Vitamin D supplements may help African-Americans lower their blood pressure, researchers report in the American Heart Association journal Hypertension. In fact, after three months, systolic blood pressure decreased for every 1000 units of vitamin D taken daily.
Systolic blood pressure, the top and highest number in a reading, is pressure in the arteries when the heart beats.

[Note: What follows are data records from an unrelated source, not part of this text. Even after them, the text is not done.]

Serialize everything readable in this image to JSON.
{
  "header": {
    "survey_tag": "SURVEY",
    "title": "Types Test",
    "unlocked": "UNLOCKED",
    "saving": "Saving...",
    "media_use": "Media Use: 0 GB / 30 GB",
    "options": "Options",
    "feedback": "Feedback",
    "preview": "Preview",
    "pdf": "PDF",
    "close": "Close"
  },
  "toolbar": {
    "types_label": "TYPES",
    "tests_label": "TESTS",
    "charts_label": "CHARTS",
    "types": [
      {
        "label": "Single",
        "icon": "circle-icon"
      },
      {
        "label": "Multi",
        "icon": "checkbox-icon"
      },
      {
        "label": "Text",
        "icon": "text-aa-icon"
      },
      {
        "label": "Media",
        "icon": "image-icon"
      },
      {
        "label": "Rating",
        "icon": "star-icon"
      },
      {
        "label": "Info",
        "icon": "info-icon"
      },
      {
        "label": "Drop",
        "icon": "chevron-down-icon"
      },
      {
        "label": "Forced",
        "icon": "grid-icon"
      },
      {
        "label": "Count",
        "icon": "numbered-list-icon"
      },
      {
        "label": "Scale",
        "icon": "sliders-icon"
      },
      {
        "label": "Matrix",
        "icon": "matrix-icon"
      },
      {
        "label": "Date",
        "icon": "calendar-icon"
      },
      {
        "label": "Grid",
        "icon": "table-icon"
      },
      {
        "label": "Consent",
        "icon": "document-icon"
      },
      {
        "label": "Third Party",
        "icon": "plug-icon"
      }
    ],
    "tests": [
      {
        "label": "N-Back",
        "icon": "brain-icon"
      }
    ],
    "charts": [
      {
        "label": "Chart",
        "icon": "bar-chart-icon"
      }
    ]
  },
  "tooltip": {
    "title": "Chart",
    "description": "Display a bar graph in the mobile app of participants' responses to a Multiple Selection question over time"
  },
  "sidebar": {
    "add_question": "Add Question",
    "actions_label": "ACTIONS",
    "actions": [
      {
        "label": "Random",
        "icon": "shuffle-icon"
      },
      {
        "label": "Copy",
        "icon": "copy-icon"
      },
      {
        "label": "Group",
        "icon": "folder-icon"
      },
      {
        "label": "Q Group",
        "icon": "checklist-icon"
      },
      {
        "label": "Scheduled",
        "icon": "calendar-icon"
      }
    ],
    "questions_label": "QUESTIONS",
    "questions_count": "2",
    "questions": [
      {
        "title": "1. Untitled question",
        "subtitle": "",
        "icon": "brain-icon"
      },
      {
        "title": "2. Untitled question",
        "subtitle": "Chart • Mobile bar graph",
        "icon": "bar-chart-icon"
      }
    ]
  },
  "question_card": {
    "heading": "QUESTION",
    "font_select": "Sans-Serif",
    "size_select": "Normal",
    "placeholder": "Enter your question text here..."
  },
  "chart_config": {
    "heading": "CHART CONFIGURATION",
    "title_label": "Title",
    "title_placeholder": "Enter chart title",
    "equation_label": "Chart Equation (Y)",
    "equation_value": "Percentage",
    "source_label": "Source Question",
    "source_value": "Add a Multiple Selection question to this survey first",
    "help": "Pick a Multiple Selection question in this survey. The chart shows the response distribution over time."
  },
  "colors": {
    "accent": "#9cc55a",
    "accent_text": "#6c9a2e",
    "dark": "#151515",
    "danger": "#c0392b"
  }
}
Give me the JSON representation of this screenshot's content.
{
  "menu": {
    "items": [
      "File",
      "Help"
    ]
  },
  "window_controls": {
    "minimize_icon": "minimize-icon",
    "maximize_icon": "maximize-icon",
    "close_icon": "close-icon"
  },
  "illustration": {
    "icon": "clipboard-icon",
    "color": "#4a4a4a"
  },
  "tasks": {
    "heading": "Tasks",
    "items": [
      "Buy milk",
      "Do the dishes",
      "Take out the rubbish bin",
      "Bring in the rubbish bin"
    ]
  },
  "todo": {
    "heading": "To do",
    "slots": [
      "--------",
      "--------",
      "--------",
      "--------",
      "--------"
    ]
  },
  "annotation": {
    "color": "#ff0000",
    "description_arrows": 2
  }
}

Diastolic blood pressure, the bottom and lower number, is pressure in the arteries between heart beats.
African-Americans have higher rates of hypertension and lower levels of vitamin D3 than the rest of the U.S. population.

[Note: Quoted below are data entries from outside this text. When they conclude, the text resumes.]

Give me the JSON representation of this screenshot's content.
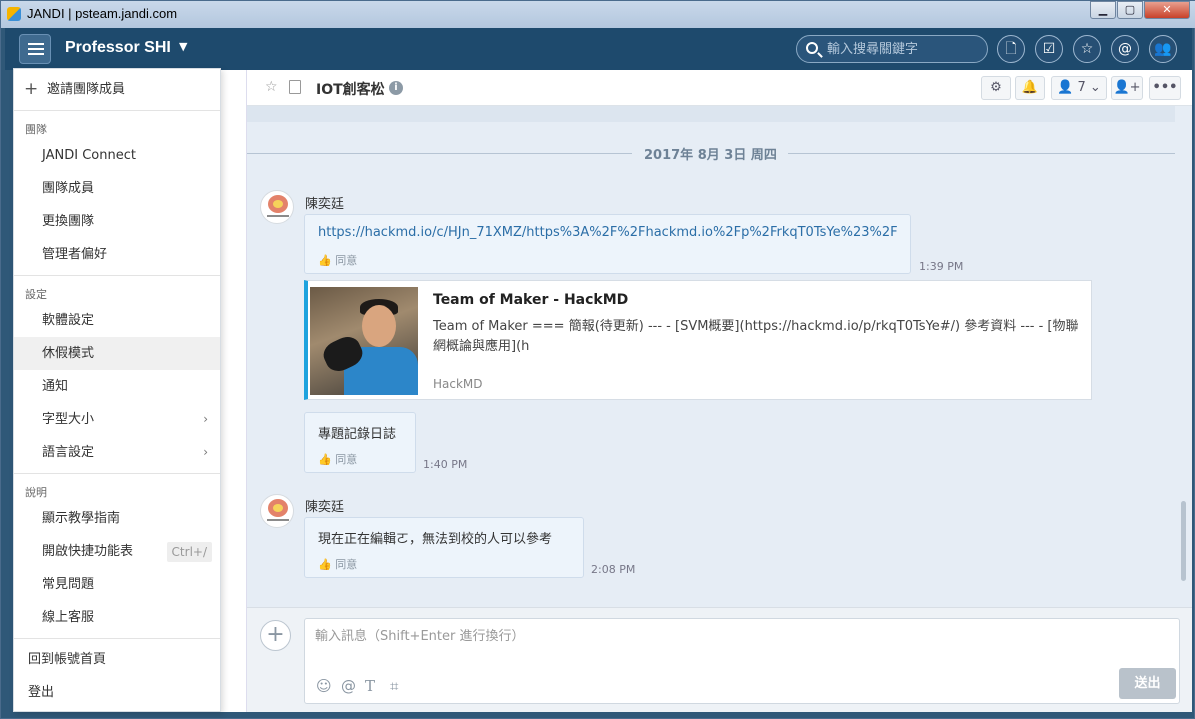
{
  "window": {
    "title": "JANDI | psteam.jandi.com",
    "min_glyph": "▁",
    "max_glyph": "▢",
    "close_glyph": "✕"
  },
  "header": {
    "team_name": "Professor SHI",
    "search_placeholder": "輸入搜尋關鍵字",
    "icons": [
      "file-icon",
      "calendar-check-icon",
      "star-icon",
      "mention-icon",
      "members-icon"
    ]
  },
  "menu": {
    "invite": "邀請團隊成員",
    "sections": {
      "team": "團隊",
      "settings": "設定",
      "help": "說明"
    },
    "team_items": [
      "JANDI Connect",
      "團隊成員",
      "更換團隊",
      "管理者偏好"
    ],
    "settings_items": [
      "軟體設定",
      "休假模式",
      "通知",
      "字型大小",
      "語言設定"
    ],
    "help_items": [
      "顯示教學指南",
      "開啟快捷功能表",
      "常見問題",
      "線上客服"
    ],
    "shortcut": "Ctrl+/",
    "footer_items": [
      "回到帳號首頁",
      "登出"
    ]
  },
  "topic": {
    "name": "IOT創客松",
    "member_count": "7"
  },
  "messages": {
    "date": "2017年 8月 3日 周四",
    "user1": "陳奕廷",
    "msg1_link": "https://hackmd.io/c/HJn_71XMZ/https%3A%2F%2Fhackmd.io%2Fp%2FrkqT0TsYe%23%2F",
    "like_label": "同意",
    "msg1_time": "1:39 PM",
    "card": {
      "title": "Team of Maker - HackMD",
      "desc": "Team of Maker === 簡報(待更新) --- - [SVM概要](https://hackmd.io/p/rkqT0TsYe#/) 參考資料 --- - [物聯網概論與應用](h",
      "source": "HackMD"
    },
    "msg2_text": "專題記錄日誌",
    "msg2_time": "1:40 PM",
    "user2": "陳奕廷",
    "msg3_text": "現在正在編輯ㄛ，無法到校的人可以參考",
    "msg3_time": "2:08 PM"
  },
  "composer": {
    "placeholder": "輸入訊息（Shift+Enter 進行換行）",
    "send_label": "送出"
  }
}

“Although this needs to be studied further, the greater prevalence of vitamin D deficiency among African-Americans may explain in part some of the racial disparity in blood pressure,” said John P. Forman, M.D., M.Sc., lead author of the study and Assistant Professor of Medicine in the Renal Division and Kidney Clinical Research Institute at Brigham and Women’s Hospital in Boston, Mass.

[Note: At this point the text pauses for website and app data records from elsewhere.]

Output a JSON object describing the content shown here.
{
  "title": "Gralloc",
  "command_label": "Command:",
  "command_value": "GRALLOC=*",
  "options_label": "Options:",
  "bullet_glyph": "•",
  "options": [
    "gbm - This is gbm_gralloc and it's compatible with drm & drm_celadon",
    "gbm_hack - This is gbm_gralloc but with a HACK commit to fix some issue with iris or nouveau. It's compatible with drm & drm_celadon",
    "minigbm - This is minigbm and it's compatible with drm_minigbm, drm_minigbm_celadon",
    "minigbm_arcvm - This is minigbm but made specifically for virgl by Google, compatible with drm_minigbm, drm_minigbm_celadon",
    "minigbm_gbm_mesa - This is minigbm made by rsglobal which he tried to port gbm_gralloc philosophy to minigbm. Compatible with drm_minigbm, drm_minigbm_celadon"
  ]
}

More studies in larger groups of African-Americans are necessary to confirm the findings.